(This is a short documentary from 2012 on where Afflalo came from, his daily routine and all else you need to know about the Knicks number 4)
Afflalo has to be one of the most under appreciated NBA players of the last ten years, and although it’s a stretch to say that he could’ve been a key cog in a Championship team, he has definitely proven that as the face of a franchise he has the skills and talent to be a surefire Allstar. That being said, he is only 30 years old, and with his playing style and determined mindset (He rarely, if ever dunks) he could raise his averages and impact on NBA teams for a few years to come. Afflalo’s journey to get to the NBA is as interesting as it is reflective on his playing style and the path his career has taken.
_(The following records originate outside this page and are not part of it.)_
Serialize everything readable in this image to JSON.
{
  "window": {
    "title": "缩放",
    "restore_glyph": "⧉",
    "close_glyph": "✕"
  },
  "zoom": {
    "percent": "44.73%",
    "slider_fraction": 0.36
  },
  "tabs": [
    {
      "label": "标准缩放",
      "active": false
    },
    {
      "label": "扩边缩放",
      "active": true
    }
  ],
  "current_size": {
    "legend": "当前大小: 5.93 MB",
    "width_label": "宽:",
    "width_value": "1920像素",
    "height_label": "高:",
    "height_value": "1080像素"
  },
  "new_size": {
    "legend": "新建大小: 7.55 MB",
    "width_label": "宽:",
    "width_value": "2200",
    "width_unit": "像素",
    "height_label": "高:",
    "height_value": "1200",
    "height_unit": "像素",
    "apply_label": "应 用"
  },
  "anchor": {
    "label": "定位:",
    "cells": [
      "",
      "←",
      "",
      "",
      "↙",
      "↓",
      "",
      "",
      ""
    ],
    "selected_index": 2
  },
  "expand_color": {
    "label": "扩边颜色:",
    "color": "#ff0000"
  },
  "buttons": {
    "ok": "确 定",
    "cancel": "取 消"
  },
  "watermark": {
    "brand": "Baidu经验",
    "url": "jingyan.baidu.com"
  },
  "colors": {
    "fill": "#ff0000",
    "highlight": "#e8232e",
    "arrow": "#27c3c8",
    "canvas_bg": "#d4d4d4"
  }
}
Paved by hard work and determination from the beginning and epitomized by a State Championship win at Centennial High School in Los Angeles (The same High School as Kendrick Lamar who wrote the song below about him), when no one expected him to, which led to a scholarship to UCLA and then to the NBA, where he has shown nothing but progression and, of course, consistency throughout.
Here’s hoping in the New Year, the new look Afflalo keeps making the nets in Madison Square Garden shudder whenever he gets the ball near the low post.